* YOUR OBJECTIVE *
With the records as your source, report how many lines contain "Microsoft". Add no other words.

[Collection entries]
□ □ □ □

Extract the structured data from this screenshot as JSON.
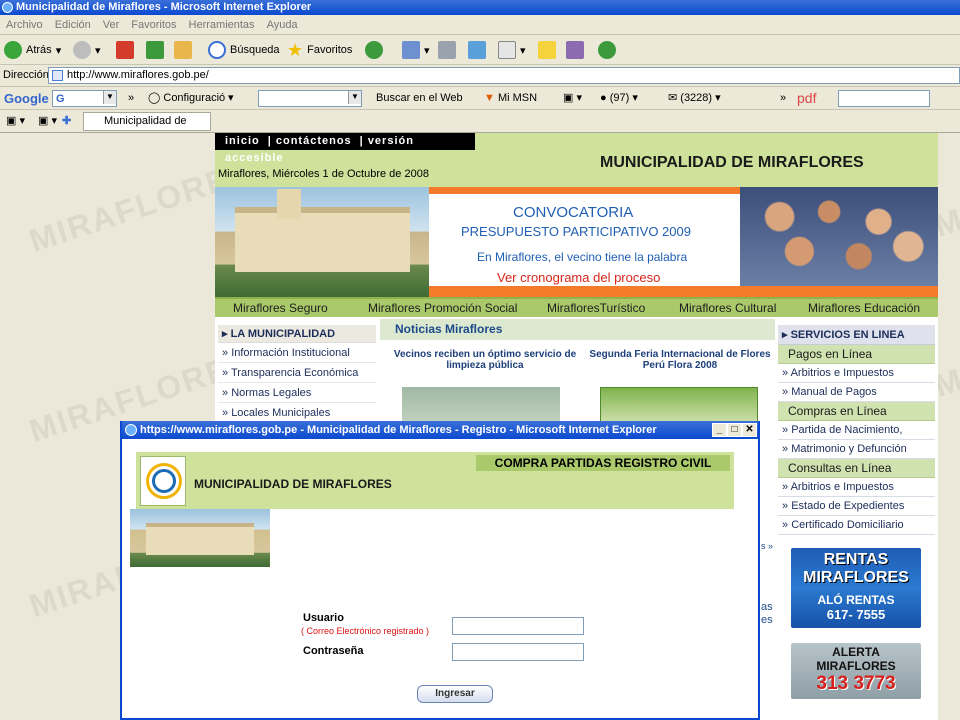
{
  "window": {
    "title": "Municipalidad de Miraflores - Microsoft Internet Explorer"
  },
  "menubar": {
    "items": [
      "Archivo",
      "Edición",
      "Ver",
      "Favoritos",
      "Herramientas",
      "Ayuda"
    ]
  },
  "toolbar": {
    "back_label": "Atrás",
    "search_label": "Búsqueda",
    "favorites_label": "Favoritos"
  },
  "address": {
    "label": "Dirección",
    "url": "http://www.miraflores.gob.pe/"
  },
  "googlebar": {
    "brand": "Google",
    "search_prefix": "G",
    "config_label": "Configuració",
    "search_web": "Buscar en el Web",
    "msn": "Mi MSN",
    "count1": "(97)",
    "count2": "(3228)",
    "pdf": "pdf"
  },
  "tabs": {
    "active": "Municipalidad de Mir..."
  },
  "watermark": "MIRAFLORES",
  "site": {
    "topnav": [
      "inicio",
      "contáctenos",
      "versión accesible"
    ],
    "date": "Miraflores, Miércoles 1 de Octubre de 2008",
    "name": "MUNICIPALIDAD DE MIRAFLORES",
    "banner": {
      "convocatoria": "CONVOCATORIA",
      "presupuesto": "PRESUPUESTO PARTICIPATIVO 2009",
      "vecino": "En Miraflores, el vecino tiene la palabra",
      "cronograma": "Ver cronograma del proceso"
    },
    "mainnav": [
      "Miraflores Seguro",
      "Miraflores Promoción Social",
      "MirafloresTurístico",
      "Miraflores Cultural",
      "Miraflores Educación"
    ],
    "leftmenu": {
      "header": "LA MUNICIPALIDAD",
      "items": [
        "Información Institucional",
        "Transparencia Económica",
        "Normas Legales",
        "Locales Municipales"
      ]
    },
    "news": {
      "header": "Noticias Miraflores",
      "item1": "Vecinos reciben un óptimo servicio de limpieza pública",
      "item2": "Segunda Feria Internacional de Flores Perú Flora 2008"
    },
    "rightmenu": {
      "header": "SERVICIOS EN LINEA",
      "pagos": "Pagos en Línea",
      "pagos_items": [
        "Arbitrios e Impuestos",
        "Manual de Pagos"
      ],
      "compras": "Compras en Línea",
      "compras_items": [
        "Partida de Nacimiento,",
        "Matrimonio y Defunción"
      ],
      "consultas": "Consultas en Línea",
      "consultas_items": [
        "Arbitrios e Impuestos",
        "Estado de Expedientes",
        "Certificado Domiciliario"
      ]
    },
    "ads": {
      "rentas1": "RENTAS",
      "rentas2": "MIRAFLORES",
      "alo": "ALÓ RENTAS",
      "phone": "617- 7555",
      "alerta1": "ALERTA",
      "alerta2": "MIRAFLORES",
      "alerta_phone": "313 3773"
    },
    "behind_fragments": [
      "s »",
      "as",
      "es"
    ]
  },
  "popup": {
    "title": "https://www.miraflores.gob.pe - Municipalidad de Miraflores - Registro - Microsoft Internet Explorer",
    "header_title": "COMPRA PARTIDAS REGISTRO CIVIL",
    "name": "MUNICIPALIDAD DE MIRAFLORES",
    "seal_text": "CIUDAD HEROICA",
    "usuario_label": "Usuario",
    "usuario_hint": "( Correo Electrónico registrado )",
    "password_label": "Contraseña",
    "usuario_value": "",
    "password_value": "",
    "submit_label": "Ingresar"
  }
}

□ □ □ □

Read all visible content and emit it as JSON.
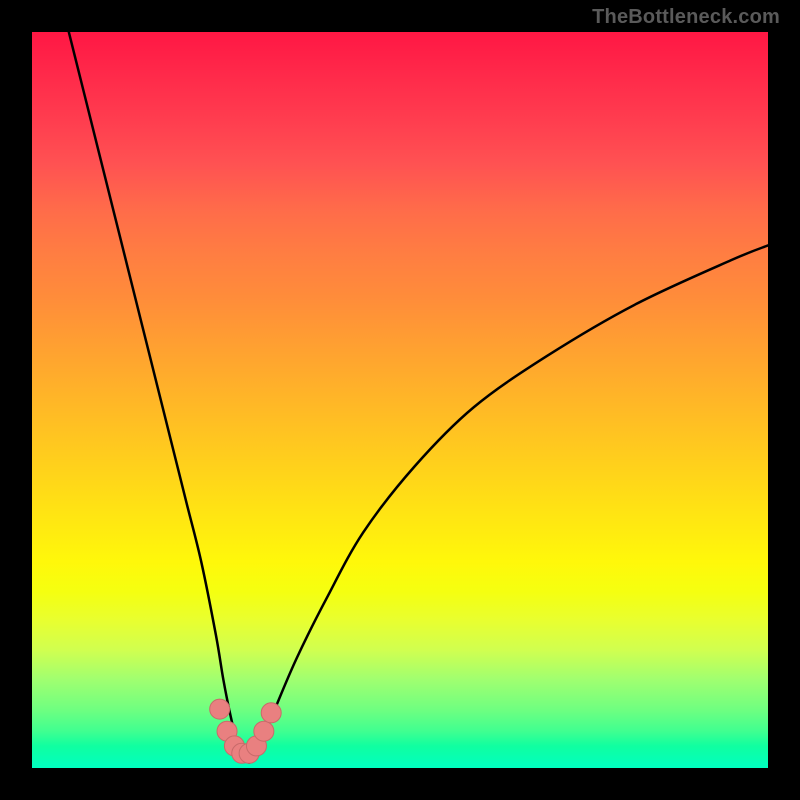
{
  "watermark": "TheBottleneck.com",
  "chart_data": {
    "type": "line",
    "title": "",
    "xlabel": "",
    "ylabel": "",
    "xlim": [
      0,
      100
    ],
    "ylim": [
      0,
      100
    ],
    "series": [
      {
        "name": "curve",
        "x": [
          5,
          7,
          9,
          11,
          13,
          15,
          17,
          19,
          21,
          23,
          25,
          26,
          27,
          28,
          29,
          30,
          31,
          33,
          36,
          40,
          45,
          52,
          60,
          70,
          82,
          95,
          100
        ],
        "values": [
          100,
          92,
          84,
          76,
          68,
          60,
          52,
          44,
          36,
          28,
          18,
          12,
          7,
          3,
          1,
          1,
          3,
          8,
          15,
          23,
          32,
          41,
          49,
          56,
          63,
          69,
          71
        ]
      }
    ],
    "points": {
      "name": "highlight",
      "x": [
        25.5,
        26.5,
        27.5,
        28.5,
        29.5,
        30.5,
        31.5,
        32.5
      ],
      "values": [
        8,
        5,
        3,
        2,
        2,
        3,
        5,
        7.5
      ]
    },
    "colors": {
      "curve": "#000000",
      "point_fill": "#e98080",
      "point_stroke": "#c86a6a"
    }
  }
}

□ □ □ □

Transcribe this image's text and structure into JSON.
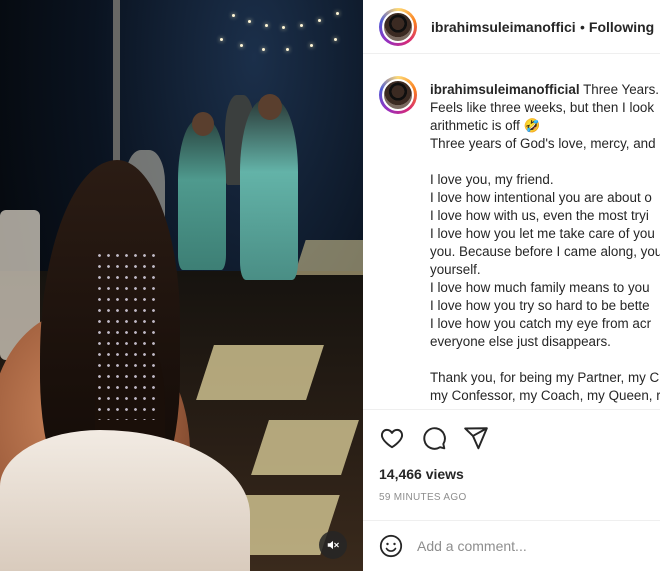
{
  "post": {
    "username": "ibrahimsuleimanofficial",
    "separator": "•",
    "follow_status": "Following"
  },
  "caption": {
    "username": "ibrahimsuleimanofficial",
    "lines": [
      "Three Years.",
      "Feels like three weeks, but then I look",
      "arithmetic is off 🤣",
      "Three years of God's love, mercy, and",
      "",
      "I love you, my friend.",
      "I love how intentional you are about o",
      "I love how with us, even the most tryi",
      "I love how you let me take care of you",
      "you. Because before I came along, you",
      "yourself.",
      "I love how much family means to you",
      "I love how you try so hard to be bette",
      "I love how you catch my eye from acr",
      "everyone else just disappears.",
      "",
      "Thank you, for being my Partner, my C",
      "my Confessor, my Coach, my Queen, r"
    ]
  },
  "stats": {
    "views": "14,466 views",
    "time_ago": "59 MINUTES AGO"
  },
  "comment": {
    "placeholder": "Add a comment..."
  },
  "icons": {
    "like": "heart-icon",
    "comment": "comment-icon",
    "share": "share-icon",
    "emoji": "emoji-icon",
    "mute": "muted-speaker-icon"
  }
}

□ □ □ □

* REPLY TO THE TASK *
2